While their idea of pricing for a so-called consumer-level camera may leave most nonprofessional photographers scratching their heads (and checking their bank accounts), the Hasselblad Stellar Special Edition Cameras ($3,175) are still something to behold. With several options available, you can choose a white, black, or orange body, with either a carbon fiber, padouk, or wenge wood grip. Inside they feature the workings of the excellent Sony X100 camera, with a 28-100mm Carl Zeiss zoom lens, a 20-megapixel sensor, a wide ISO range, full HD video capability, and 3.6x optical zoom capability.
With all the advances in DSLR technology we've seen on the market lately, camera makers run the risk of losing touch with where they came from. The Nikon Df Camera ($3,000) is deeply in touch with its roots, bringing us a camera that's aesthetically inspired by classic 35mm film cameras, but packed with professionally-focused digital tech. Wrapped in leather and chrome and covered in dials and knobs galore, this full-frame camera features a 16.2 megapixel FX-format CMOS sensor and Nikon's Expeed 3 processor. It ships with a 50mm f/1.8 lens, and is priced for professional photographers who want a slightly smaller body that doesn't sacrifice features (save, of course, its hard-to-ignore lack of video capability).

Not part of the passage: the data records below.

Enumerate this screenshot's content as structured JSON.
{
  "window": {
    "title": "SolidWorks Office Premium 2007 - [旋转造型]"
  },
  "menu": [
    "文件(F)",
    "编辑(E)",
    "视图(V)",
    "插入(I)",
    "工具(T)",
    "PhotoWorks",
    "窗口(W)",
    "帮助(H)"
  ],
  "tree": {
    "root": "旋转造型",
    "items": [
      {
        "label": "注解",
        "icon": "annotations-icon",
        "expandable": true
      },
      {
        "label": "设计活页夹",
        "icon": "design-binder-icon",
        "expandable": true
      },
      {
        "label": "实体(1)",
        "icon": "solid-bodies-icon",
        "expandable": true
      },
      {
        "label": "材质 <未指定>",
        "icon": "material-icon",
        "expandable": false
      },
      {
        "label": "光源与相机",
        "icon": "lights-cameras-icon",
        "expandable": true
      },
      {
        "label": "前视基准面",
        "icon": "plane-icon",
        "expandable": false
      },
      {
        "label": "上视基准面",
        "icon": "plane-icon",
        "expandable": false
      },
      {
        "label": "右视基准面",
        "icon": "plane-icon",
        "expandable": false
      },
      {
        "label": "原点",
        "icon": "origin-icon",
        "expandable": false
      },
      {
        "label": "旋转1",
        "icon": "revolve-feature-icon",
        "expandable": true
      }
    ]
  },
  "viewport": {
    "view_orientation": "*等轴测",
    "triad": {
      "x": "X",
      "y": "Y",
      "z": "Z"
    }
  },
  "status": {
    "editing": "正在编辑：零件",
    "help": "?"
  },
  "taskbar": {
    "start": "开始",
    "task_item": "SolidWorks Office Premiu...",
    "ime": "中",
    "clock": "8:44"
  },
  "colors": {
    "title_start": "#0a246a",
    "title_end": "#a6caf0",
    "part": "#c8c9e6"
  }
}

When you're packing to head out on a quick weekend trip, space can be tight, especially if you want to avoid checking your bags — so when you need a compact semi-professional camera that doesn't sacrifice image quality, you need the Olympus Stylus 1 Camera ($700). It features a single built-in f/2.8 10.7x 28-300 millimeter lens that retracts fully into the camera body, so you get great zoom without the bulk of a full telephoto lens. A 12 megapixel backlit CMOS sensor combined with the TruePicVI image processor gives you great images with fast response times. Additional features include an electronic viewfinder, three-inch LCD screen, WiFi connectivity, and a range of shooting modes.